I told him he’s a revolutionary. He must keep going. I told him he might have to kill hundreds of pigs and lose thousands of dollars, but someone needs to do that in order to lead the pork industry to a more humane way of economically raising pigs. Someone has to be a leader, and leaders lead by failing and trying again. I told him the happiest people have the hardest jobs.

My speeches do not inspire him. Revolutionaries seldom do that sort of thing in order to get attention as a leader. They do it because it is right, and they want to do what’s right. Revolutionaries are driven by something more important than ego.

So he told me to stop talking to him about it.

2. Take action.
Matthew personality type is ISTP. So he needs to focus on taking action as a way to get past a bad mistake.

He revised his system so that the next week of freezing rain didn’t kill any pigs. They were all dry and cozy.

And he is thinking about the next season of pigs, and the next set of problems. Like, I planted 20,000 bulbs last fall and the free-range piglets have dug up about 2000.

Matthew’s question is how to treat pigs more humanely and still have a profitable business. Every time he solves one problem, he gets another one. People  talk a lot about what makes a successful entrepreneur, and the answer is that they don’t quit. Each time a huge problem arises, an entrepreneur has a choice to work on solving it, or stop trying.

3. Surround yourself with people making mistakes and surviving.
The reason entrepreneurs hang out with each other is because it’s inspiring to watch people work on problem after problem.

And of course, that is true for life, as well.

Our lives are defined by the problems we take on. Every day I look out our window and I feel so lucky to have the piglets running around.

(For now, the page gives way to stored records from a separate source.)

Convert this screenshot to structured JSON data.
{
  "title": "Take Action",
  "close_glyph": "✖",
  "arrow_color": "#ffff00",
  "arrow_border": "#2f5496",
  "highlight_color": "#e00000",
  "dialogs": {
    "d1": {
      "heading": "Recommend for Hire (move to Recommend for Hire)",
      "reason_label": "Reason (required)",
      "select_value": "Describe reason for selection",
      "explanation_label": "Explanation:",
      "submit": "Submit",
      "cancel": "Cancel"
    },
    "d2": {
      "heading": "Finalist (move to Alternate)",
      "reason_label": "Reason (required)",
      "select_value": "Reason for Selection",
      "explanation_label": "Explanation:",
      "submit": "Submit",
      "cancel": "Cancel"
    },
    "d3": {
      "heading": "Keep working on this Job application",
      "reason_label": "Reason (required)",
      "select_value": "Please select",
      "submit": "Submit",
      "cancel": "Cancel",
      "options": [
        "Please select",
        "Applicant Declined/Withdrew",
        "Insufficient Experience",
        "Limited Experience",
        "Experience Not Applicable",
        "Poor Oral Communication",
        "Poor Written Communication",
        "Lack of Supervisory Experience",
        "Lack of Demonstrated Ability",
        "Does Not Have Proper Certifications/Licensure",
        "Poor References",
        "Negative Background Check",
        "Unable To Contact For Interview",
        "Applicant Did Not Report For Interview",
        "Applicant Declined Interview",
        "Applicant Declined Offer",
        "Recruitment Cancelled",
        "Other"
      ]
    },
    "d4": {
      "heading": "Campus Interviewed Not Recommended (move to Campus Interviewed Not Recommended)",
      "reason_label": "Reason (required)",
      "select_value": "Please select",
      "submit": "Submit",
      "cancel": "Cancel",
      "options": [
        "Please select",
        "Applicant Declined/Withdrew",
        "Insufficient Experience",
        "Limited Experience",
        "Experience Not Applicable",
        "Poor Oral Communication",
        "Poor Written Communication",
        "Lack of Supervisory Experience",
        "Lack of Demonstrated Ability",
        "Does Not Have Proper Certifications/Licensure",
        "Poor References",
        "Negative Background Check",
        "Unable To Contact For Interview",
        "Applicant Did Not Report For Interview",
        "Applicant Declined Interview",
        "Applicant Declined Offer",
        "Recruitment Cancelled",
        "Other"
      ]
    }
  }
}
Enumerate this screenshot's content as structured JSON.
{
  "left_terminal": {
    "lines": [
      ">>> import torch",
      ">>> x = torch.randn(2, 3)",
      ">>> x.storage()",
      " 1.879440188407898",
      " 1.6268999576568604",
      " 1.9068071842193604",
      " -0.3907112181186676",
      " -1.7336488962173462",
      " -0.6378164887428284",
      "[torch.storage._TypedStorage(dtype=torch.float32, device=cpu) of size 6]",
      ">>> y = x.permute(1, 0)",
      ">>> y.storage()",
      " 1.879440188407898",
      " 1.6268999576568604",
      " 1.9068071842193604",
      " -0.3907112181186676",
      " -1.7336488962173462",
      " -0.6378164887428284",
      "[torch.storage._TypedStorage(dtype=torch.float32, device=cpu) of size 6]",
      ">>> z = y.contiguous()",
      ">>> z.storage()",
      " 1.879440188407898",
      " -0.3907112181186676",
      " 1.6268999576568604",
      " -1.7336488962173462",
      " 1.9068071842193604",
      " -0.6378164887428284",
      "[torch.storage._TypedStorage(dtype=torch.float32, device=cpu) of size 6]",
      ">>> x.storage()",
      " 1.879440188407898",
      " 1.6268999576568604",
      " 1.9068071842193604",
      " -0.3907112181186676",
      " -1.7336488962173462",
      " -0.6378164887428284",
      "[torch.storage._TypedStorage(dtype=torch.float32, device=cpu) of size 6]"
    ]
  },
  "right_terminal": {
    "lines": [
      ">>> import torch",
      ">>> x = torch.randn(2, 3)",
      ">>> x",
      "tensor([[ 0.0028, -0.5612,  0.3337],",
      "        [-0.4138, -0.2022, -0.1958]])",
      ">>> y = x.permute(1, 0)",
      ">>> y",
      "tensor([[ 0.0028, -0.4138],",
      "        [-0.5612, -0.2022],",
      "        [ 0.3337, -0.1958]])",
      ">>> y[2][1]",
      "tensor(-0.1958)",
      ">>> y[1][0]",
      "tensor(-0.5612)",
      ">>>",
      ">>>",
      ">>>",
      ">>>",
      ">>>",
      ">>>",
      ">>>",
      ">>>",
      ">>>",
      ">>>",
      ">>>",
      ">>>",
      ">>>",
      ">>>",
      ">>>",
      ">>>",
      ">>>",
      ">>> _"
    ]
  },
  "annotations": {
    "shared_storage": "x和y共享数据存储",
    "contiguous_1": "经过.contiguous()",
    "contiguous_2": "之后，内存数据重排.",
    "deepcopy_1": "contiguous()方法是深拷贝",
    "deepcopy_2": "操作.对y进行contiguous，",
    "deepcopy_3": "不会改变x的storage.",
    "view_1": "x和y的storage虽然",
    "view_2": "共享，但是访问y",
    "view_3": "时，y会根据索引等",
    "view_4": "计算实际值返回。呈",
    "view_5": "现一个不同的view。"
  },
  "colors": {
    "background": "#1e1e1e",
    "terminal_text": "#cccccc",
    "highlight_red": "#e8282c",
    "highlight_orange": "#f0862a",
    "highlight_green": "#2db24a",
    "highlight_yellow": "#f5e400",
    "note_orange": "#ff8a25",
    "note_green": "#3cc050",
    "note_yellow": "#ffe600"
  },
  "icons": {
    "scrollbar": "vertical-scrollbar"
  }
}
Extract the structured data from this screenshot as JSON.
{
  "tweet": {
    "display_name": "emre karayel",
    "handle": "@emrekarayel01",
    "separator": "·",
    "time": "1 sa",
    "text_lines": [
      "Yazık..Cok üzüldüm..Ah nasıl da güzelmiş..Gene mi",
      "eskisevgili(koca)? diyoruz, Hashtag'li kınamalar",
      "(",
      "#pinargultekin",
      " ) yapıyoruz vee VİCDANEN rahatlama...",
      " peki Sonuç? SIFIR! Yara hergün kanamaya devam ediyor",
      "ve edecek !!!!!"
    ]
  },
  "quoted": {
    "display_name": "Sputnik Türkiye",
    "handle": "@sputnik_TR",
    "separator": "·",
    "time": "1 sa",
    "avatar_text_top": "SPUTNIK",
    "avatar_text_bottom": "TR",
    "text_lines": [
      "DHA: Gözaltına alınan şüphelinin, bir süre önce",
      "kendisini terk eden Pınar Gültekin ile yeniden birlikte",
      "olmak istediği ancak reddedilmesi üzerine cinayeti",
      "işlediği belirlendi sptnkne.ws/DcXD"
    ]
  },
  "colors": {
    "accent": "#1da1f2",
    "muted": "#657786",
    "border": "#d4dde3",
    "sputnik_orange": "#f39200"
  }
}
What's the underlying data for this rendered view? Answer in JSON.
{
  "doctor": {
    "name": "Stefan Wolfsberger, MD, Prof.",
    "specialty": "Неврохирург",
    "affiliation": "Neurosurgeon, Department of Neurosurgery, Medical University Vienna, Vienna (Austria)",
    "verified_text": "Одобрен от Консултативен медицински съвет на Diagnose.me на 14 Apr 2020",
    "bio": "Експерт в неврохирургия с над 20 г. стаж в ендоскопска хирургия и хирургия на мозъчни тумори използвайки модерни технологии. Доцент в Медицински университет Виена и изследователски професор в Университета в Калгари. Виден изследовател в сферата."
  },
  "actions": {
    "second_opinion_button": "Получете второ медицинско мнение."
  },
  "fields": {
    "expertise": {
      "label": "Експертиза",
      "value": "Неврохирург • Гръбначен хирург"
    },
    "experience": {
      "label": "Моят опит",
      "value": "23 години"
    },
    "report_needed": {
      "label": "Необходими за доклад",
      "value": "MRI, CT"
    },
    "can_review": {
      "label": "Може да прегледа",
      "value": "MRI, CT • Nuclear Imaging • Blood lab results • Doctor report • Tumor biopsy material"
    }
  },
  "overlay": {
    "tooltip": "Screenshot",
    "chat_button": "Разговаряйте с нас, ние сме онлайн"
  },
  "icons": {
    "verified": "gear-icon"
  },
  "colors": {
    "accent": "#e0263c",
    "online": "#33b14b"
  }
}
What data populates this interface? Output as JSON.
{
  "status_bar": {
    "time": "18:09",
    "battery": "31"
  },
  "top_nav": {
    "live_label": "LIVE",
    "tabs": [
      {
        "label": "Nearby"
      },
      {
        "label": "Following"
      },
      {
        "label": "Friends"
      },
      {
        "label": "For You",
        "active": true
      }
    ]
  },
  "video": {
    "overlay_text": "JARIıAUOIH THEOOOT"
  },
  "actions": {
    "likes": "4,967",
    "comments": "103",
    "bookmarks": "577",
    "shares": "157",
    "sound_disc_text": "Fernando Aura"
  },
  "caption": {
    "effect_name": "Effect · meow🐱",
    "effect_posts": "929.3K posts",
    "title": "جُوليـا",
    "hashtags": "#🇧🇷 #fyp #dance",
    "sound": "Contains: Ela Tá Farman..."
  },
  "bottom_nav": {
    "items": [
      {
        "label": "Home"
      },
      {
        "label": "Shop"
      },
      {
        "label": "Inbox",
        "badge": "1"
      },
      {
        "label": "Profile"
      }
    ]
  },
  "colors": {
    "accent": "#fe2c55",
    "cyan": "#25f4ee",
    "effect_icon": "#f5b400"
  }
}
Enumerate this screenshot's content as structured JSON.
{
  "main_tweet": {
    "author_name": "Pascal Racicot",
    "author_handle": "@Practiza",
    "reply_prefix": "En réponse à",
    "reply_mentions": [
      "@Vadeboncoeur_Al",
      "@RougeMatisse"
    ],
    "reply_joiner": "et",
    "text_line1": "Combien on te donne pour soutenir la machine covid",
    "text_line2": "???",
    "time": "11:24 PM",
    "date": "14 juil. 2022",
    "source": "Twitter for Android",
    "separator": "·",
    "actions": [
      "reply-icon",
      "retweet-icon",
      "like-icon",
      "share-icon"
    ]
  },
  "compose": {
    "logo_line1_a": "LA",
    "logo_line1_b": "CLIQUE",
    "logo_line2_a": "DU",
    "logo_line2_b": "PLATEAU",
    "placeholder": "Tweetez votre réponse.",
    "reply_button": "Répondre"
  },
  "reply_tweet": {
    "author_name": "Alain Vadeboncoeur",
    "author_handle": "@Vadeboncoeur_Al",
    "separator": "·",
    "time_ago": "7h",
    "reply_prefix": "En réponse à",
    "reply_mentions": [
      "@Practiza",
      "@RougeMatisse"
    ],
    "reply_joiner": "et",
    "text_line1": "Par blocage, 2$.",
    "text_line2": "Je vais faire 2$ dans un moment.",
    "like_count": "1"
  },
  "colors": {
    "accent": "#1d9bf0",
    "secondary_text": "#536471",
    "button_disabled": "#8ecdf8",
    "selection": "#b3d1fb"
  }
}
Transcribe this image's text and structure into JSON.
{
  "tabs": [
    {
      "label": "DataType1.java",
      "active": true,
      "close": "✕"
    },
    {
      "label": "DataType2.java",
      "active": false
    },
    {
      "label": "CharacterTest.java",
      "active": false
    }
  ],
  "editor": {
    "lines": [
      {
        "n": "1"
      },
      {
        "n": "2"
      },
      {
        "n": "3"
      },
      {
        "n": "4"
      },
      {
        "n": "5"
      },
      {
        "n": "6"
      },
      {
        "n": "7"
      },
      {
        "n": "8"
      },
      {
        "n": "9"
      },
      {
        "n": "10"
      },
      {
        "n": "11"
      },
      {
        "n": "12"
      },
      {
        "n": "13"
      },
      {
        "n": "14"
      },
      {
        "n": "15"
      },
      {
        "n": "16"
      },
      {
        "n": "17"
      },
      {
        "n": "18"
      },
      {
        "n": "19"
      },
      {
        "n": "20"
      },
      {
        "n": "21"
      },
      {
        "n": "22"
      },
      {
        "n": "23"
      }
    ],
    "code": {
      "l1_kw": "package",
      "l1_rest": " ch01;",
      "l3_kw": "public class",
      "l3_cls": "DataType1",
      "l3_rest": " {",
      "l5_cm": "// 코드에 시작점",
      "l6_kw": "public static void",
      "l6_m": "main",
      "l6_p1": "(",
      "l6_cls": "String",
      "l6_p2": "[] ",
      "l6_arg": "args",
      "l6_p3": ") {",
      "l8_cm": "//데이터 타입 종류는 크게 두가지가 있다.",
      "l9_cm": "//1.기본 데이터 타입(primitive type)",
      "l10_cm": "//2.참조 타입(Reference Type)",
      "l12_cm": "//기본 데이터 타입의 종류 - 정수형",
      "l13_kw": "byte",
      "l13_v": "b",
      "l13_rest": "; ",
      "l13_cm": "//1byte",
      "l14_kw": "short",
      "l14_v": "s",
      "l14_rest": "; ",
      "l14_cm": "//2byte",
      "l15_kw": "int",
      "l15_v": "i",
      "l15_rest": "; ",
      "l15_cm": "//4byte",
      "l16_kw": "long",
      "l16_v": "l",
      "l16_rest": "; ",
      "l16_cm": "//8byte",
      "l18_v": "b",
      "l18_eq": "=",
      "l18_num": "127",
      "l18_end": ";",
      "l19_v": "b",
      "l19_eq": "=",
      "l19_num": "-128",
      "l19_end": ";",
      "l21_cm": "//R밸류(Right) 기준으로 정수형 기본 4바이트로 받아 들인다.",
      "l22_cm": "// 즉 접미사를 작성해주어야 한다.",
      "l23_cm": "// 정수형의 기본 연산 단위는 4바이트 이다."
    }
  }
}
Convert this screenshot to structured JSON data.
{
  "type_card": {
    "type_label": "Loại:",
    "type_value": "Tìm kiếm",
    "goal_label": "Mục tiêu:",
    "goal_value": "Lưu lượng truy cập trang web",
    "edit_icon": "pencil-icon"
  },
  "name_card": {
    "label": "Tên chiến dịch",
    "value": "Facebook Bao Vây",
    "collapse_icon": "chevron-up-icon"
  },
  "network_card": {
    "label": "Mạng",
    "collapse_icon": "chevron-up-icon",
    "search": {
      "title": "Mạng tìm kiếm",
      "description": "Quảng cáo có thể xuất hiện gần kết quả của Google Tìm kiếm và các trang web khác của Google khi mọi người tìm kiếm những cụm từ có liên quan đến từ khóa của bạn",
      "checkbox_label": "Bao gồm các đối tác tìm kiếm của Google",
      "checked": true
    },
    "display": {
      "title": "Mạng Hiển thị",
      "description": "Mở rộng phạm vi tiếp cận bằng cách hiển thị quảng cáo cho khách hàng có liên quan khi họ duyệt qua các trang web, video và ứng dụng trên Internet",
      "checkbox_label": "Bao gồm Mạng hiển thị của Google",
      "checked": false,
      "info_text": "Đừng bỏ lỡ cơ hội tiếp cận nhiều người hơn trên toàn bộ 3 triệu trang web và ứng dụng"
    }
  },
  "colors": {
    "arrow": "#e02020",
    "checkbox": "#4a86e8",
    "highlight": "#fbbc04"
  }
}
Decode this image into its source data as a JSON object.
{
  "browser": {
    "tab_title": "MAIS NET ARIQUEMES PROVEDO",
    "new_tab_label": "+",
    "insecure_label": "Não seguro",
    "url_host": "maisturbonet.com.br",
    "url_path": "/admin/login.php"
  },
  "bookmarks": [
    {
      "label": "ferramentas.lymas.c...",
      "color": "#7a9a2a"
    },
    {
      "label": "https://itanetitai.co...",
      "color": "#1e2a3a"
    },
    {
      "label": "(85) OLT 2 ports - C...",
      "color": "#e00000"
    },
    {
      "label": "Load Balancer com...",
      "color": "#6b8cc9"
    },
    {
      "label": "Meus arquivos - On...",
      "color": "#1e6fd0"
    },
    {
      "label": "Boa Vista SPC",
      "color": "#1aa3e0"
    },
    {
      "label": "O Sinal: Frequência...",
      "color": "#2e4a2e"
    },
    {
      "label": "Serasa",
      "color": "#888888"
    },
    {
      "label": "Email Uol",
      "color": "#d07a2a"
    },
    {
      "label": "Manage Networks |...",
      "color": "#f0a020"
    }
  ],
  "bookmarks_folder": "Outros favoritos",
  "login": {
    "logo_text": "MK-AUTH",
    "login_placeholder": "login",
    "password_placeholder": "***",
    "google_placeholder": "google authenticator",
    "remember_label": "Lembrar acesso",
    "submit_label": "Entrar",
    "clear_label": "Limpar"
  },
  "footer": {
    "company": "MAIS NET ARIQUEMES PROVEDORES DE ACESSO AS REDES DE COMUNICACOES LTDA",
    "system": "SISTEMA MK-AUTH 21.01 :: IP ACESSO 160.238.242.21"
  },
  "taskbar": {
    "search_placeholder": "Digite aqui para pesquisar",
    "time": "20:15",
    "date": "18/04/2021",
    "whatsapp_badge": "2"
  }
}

They are a wonder to watch, and they create more and more problems, and Matthew is a wonder to watch solving them.